**YOUR ASSIGNMENT**
What you return must be the complete listing, unchanged.

----------------------------------------

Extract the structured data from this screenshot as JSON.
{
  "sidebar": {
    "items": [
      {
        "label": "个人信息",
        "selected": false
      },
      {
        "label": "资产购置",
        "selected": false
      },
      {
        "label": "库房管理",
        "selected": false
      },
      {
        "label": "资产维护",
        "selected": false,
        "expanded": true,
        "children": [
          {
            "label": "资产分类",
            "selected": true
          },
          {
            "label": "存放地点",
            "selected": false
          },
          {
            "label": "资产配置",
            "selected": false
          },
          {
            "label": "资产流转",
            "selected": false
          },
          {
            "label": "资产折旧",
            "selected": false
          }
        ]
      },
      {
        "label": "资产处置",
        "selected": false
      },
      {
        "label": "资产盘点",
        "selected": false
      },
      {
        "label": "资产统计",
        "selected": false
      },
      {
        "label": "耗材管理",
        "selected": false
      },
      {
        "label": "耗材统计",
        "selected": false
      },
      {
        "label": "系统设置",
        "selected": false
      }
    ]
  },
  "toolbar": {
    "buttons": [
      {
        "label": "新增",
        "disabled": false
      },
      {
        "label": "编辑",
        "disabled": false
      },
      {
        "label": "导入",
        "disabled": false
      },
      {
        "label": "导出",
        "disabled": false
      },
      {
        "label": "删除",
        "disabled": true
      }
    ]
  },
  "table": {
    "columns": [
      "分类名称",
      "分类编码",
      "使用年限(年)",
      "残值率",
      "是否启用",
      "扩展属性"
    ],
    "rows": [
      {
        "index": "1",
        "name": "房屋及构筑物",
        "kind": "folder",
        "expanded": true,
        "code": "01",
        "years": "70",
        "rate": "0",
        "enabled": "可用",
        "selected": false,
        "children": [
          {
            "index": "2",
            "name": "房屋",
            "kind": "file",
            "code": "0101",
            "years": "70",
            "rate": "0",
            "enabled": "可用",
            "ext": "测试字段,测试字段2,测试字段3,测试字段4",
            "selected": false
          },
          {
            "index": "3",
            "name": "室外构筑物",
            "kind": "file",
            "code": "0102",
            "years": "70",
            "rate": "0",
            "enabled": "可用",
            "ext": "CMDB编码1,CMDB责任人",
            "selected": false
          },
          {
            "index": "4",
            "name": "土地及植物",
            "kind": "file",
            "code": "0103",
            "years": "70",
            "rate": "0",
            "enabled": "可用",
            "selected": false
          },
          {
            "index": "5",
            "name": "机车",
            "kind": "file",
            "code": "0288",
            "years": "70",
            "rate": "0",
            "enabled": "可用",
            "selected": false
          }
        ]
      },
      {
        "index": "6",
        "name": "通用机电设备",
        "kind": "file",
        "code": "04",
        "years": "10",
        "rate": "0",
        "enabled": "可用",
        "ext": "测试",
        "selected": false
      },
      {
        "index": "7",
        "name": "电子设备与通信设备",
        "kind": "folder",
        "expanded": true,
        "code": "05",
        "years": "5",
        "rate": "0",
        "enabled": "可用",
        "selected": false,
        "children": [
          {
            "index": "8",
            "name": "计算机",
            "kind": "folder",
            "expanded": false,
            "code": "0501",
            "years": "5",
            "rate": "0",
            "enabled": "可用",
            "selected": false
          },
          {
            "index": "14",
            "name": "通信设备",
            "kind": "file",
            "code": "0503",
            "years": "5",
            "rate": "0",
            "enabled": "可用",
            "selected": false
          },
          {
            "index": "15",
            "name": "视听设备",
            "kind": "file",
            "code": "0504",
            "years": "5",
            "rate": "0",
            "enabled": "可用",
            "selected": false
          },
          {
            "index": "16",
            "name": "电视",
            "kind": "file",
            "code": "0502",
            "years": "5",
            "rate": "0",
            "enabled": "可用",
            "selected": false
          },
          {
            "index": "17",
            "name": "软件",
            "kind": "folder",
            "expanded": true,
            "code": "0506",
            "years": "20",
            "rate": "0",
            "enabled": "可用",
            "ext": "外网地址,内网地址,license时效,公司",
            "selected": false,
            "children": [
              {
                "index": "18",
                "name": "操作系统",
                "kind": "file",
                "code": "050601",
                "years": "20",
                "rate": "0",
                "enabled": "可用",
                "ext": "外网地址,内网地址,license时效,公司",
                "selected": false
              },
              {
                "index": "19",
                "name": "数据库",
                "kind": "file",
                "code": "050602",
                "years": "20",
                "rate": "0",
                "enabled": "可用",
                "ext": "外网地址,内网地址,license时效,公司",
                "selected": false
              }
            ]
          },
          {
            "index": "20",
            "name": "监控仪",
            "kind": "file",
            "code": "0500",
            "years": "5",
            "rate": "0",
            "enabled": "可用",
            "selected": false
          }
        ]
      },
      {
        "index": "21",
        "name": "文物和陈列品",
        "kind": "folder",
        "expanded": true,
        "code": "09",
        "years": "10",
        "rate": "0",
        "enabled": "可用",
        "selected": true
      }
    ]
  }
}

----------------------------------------

**RESPONSE AREA**
Extract the structured data from this screenshot as JSON.
{
  "sidebar": {
    "items": [
      {
        "label": "个人信息",
        "selected": false
      },
      {
        "label": "资产购置",
        "selected": false
      },
      {
        "label": "库房管理",
        "selected": false
      },
      {
        "label": "资产维护",
        "selected": false,
        "expanded": true,
        "children": [
          {
            "label": "资产分类",
            "selected": true
          },
          {
            "label": "存放地点",
            "selected": false
          },
          {
            "label": "资产配置",
            "selected": false
          },
          {
            "label": "资产流转",
            "selected": false
          },
          {
            "label": "资产折旧",
            "selected": false
          }
        ]
      },
      {
        "label": "资产处置",
        "selected": false
      },
      {
        "label": "资产盘点",
        "selected": false
      },
      {
        "label": "资产统计",
        "selected": false
      },
      {
        "label": "耗材管理",
        "selected": false
      },
      {
        "label": "耗材统计",
        "selected": false
      },
      {
        "label": "系统设置",
        "selected": false
      }
    ]
  },
  "toolbar": {
    "buttons": [
      {
        "label": "新增",
        "disabled": false
      },
      {
        "label": "编辑",
        "disabled": false
      },
      {
        "label": "导入",
        "disabled": false
      },
      {
        "label": "导出",
        "disabled": false
      },
      {
        "label": "删除",
        "disabled": true
      }
    ]
  },
  "table": {
    "columns": [
      "分类名称",
      "分类编码",
      "使用年限(年)",
      "残值率",
      "是否启用",
      "扩展属性"
    ],
    "rows": [
      {
        "index": "1",
        "name": "房屋及构筑物",
        "kind": "folder",
        "expanded": true,
        "code": "01",
        "years": "70",
        "rate": "0",
        "enabled": "可用",
        "selected": false,
        "children": [
          {
            "index": "2",
            "name": "房屋",
            "kind": "file",
            "code": "0101",
            "years": "70",
            "rate": "0",
            "enabled": "可用",
            "ext": "测试字段,测试字段2,测试字段3,测试字段4",
            "selected": false
          },
          {
            "index": "3",
            "name": "室外构筑物",
            "kind": "file",
            "code": "0102",
            "years": "70",
            "rate": "0",
            "enabled": "可用",
            "ext": "CMDB编码1,CMDB责任人",
            "selected": false
          },
          {
            "index": "4",
            "name": "土地及植物",
            "kind": "file",
            "code": "0103",
            "years": "70",
            "rate": "0",
            "enabled": "可用",
            "selected": false
          },
          {
            "index": "5",
            "name": "机车",
            "kind": "file",
            "code": "0288",
            "years": "70",
            "rate": "0",
            "enabled": "可用",
            "selected": false
          }
        ]
      },
      {
        "index": "6",
        "name": "通用机电设备",
        "kind": "file",
        "code": "04",
        "years": "10",
        "rate": "0",
        "enabled": "可用",
        "ext": "测试",
        "selected": false
      },
      {
        "index": "7",
        "name": "电子设备与通信设备",
        "kind": "folder",
        "expanded": true,
        "code": "05",
        "years": "5",
        "rate": "0",
        "enabled": "可用",
        "selected": false,
        "children": [
          {
            "index": "8",
            "name": "计算机",
            "kind": "folder",
            "expanded": false,
            "code": "0501",
            "years": "5",
            "rate": "0",
            "enabled": "可用",
            "selected": false
          },
          {
            "index": "14",
            "name": "通信设备",
            "kind": "file",
            "code": "0503",
            "years": "5",
            "rate": "0",
            "enabled": "可用",
            "selected": false
          },
          {
            "index": "15",
            "name": "视听设备",
            "kind": "file",
            "code": "0504",
            "years": "5",
            "rate": "0",
            "enabled": "可用",
            "selected": false
          },
          {
            "index": "16",
            "name": "电视",
            "kind": "file",
            "code": "0502",
            "years": "5",
            "rate": "0",
            "enabled": "可用",
            "selected": false
          },
          {
            "index": "17",
            "name": "软件",
            "kind": "folder",
            "expanded": true,
            "code": "0506",
            "years": "20",
            "rate": "0",
            "enabled": "可用",
            "ext": "外网地址,内网地址,license时效,公司",
            "selected": false,
            "children": [
              {
                "index": "18",
                "name": "操作系统",
                "kind": "file",
                "code": "050601",
                "years": "20",
                "rate": "0",
                "enabled": "可用",
                "ext": "外网地址,内网地址,license时效,公司",
                "selected": false
              },
              {
                "index": "19",
                "name": "数据库",
                "kind": "file",
                "code": "050602",
                "years": "20",
                "rate": "0",
                "enabled": "可用",
                "ext": "外网地址,内网地址,license时效,公司",
                "selected": false
              }
            ]
          },
          {
            "index": "20",
            "name": "监控仪",
            "kind": "file",
            "code": "0500",
            "years": "5",
            "rate": "0",
            "enabled": "可用",
            "selected": false
          }
        ]
      },
      {
        "index": "21",
        "name": "文物和陈列品",
        "kind": "folder",
        "expanded": true,
        "code": "09",
        "years": "10",
        "rate": "0",
        "enabled": "可用",
        "selected": true
      }
    ]
  }
}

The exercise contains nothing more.